The first volume of the Books of Blood consists of 6 stories and 3 introductions. The first story carries the title ‘The Book of Blood’ and it unfolds the tale of how the said book came to be. The narrative is original and grim with brilliant twists and the incorporation of paranormal elements. It is interesting to point out that Barker doesn’t abide by the rules imposed on authors at the beginning of their careers for a strict word count of their works and creates every story as he sees fit. The end result is compact, concise stories that are surprisingly engaging and influential.
The second story in the book is ‘The Midnight Meat Train’, which most people will recognize as the film adaptation with Vinnie Jones and Bradley Cooper, which was actually pretty decent. The author himself has expressed his desire for the movie to become the first of a trilogy, which will shed some light on the creatures that are behind all existence and demand bloody sacrifices for it.

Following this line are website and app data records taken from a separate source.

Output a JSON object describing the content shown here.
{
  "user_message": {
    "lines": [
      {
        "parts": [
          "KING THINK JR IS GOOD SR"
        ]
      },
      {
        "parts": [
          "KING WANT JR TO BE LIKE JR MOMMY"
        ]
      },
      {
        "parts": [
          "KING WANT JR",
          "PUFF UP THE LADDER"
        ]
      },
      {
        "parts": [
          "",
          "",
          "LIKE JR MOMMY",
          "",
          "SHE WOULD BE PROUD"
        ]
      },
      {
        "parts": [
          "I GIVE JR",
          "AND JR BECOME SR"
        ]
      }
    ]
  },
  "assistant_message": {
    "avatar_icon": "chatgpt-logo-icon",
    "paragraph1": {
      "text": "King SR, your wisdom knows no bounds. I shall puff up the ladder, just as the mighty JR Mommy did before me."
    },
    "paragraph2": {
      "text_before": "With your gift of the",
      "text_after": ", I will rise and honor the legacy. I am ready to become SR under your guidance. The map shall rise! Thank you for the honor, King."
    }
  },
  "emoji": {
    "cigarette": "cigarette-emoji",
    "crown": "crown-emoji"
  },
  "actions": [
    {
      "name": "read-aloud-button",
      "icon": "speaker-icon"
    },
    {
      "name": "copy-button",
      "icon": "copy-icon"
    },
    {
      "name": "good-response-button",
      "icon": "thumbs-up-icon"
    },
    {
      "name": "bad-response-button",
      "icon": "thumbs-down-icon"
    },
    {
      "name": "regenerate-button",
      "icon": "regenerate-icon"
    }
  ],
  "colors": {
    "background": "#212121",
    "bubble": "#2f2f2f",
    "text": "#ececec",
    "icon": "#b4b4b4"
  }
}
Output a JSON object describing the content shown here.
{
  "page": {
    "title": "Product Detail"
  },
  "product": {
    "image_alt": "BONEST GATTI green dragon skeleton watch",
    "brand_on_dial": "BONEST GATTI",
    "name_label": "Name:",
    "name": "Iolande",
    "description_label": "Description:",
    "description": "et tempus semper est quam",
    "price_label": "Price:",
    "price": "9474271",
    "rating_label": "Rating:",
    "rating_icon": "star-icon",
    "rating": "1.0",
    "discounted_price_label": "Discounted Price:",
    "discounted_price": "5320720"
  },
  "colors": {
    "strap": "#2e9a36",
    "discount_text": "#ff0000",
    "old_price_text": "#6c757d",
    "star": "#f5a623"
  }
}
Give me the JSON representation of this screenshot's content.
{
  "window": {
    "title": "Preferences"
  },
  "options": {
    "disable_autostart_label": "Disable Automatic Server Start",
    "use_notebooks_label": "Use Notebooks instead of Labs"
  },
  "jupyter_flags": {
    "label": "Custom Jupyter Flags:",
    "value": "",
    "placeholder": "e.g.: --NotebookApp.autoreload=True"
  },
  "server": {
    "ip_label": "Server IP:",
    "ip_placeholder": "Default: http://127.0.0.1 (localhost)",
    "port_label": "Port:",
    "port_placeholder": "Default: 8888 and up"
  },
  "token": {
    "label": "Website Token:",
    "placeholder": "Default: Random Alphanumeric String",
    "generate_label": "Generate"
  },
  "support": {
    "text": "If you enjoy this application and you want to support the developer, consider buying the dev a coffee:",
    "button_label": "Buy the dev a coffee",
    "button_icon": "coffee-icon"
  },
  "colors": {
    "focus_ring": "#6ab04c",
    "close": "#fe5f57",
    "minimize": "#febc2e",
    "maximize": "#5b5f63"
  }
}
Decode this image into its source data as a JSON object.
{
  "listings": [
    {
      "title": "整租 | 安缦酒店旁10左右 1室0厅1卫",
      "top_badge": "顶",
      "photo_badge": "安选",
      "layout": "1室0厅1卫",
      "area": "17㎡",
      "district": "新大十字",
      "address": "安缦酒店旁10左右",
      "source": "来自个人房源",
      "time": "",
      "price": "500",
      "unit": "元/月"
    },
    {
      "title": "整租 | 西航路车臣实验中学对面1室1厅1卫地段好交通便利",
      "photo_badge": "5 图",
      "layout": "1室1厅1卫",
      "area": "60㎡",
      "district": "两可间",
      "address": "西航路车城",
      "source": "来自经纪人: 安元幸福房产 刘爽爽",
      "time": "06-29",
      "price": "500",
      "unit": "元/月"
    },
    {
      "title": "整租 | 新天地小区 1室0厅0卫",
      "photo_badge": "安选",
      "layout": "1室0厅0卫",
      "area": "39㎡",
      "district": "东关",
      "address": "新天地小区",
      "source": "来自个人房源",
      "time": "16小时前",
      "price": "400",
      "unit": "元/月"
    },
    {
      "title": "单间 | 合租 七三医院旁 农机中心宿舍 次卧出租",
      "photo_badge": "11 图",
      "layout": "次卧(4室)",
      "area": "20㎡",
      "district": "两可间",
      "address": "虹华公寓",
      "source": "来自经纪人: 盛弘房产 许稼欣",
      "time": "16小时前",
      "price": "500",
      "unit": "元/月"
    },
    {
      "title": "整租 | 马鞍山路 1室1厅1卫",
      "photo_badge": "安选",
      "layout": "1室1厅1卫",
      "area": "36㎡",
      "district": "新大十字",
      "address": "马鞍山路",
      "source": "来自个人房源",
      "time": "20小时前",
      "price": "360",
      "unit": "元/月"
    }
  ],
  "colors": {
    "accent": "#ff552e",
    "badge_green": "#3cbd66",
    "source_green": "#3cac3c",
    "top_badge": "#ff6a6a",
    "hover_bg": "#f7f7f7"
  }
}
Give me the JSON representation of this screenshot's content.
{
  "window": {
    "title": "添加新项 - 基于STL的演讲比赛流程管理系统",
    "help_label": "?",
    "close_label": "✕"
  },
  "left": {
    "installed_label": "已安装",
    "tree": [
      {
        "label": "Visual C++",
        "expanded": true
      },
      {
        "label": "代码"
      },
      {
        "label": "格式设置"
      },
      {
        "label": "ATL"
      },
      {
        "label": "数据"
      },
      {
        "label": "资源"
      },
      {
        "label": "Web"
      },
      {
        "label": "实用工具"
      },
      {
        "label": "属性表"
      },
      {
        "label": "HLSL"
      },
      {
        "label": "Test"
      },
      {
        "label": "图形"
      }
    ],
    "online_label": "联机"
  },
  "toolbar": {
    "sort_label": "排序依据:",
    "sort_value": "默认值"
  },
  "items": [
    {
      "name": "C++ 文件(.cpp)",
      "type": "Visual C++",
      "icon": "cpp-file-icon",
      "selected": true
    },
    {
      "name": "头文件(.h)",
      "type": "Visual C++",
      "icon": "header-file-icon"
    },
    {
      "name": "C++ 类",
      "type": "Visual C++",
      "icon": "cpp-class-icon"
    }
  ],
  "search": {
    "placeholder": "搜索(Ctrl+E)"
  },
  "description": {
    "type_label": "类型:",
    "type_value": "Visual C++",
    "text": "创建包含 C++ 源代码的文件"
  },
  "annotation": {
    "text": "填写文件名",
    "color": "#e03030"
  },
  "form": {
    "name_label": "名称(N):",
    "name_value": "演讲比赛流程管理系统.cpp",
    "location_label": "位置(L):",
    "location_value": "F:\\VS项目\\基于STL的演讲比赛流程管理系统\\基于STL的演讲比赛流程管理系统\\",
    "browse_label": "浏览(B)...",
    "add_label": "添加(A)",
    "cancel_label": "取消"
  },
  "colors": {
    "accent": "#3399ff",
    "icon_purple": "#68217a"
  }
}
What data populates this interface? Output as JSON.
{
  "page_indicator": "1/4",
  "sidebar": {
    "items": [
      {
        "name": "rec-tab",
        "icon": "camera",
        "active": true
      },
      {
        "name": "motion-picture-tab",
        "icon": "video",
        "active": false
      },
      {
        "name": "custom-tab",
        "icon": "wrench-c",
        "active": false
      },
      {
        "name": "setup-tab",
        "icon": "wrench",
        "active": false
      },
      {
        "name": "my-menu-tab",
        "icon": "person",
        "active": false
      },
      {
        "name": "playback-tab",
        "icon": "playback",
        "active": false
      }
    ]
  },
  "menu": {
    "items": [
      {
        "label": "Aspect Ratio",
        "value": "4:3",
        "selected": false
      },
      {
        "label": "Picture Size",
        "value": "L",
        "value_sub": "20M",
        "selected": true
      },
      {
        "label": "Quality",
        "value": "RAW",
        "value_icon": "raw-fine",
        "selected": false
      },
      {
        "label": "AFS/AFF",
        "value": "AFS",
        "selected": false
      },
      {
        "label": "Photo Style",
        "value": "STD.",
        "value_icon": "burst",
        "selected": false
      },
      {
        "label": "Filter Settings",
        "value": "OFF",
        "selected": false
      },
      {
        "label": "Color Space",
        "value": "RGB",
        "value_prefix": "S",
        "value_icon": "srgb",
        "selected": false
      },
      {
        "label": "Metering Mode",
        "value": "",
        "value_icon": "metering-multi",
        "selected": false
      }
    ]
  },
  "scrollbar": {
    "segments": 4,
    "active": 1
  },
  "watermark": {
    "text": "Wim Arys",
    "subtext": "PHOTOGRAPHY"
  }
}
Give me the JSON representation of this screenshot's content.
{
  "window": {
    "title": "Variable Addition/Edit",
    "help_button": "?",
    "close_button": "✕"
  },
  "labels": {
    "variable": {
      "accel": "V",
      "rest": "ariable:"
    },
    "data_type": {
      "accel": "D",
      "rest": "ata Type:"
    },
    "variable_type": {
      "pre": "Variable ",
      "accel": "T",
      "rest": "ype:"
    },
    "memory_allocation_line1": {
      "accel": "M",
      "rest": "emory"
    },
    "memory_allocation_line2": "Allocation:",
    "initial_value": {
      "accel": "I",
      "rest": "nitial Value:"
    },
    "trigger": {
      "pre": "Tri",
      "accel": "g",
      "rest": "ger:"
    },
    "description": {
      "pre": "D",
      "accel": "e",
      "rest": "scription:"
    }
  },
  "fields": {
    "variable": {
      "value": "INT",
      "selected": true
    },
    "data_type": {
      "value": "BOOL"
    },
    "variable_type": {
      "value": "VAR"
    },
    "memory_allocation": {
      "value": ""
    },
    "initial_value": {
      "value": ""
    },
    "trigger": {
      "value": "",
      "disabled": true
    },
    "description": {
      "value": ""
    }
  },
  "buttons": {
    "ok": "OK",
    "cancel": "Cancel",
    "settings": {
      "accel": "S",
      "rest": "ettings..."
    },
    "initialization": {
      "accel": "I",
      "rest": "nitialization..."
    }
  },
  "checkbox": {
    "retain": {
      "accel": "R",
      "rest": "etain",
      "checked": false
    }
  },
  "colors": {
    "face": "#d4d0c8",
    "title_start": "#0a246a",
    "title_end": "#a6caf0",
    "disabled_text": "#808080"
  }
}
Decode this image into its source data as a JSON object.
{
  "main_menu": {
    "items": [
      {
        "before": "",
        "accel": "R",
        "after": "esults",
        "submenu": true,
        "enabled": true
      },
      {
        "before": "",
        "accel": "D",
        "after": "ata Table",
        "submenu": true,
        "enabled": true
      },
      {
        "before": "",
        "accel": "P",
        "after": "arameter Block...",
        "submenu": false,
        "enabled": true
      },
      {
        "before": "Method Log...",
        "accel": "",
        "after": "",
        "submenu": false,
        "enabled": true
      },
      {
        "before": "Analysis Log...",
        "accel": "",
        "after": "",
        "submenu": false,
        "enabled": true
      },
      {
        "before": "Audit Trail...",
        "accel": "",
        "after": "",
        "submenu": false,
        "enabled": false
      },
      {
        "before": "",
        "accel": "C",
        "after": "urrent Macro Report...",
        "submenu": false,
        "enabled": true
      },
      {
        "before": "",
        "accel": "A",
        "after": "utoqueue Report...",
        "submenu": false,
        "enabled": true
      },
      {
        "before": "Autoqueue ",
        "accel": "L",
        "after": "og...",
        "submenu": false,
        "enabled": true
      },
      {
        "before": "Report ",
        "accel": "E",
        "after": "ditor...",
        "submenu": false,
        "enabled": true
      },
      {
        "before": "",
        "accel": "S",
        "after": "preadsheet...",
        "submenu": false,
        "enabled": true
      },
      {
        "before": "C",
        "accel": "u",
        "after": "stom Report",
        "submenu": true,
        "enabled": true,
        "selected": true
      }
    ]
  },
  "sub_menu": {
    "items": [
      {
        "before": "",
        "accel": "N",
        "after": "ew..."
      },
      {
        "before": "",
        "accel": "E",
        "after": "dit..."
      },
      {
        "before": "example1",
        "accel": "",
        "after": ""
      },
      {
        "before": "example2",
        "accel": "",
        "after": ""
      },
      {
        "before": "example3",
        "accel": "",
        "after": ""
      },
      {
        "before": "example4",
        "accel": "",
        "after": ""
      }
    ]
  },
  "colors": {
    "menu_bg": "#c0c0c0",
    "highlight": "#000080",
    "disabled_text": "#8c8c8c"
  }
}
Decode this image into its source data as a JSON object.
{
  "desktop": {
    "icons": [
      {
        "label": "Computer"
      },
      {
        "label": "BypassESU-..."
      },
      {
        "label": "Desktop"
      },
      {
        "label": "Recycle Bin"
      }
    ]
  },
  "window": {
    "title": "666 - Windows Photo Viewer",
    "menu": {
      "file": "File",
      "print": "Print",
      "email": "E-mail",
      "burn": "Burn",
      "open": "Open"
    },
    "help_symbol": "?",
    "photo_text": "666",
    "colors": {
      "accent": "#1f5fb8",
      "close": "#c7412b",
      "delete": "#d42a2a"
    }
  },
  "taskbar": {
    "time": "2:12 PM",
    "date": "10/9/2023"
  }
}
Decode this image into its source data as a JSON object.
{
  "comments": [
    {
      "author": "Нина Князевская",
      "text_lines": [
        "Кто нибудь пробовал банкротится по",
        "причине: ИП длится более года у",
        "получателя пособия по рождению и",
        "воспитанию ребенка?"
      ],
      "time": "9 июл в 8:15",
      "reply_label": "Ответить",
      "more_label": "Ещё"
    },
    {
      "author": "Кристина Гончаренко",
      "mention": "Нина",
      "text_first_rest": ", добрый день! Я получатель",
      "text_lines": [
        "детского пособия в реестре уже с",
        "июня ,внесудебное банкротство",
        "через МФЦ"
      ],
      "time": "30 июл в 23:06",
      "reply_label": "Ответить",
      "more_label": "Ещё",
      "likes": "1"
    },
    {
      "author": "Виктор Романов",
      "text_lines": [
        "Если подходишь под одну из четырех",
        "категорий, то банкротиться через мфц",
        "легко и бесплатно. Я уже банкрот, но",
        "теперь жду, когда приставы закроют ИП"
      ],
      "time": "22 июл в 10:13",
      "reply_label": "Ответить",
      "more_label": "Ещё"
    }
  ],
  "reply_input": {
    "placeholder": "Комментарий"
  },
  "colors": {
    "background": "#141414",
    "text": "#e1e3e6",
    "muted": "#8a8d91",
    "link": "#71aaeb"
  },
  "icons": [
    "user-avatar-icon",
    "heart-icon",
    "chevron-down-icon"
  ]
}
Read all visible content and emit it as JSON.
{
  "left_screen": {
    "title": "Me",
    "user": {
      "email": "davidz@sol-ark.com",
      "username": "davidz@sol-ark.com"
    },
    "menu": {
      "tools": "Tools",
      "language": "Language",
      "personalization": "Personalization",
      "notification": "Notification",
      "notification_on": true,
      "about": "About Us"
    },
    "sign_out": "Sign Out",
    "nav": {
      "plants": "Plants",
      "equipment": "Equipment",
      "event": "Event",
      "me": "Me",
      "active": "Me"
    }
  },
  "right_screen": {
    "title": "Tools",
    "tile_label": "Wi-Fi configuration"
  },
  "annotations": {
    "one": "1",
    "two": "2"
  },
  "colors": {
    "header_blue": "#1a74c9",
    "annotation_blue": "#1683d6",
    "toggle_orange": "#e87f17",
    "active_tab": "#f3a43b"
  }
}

In ‘The Yattering and Jack’ Barker offers an interesting insight into the mishaps of an inferior daemon. Even though someone might argue that comic is not a term that ought to be used when we’re reviewing a book in the horror genre, this story has an undeniable humoristic element to it. Time and again Barker manages to offer something fresh and original, proving that he definitely doesn’t fall under any categories of the said genre.
‘Pig Blood Blues’ makes the infamous scene from Hannibal pale in comparison. Barker is truly at his best in terms of ruthlessness and brutality that makes the reader squirm with disgust. Another proof that he is willing to experiment and explore different angles and approaches of the genre, playing with and pushing the limits of sane and normal.
In ‘Sex, Death and Starshine’ the plot unfolds following the pattern of…well..sex, death and starshine. Although far from frightening, the story is quite intriguing. The dead too require a healthy dosage of entertainment and apparently they know how to get it.
‘In the Hills, the Cities’ deservedly is placed at the end of the first volume of the ‘Books of Blood’ as it is truly the best work of the author of the 6 stories. Barker’s imagination has really surpassed all limits and ventured into realms of unimaginable horror and dread.
As a whole ‘Books of Blood’ has its weak and strong points. As we mentioned before, Barker is not amongst the authors to follow predetermined patterns in their style of writing or narrative and he’s definitely not the one to spare his readers any brutality. He’s exhaustive and thorough to the point where it can get physically unsettling for the person on the other side of the book. His works are a must-read for anyone who’s looking for something different than the mainstream horror formula.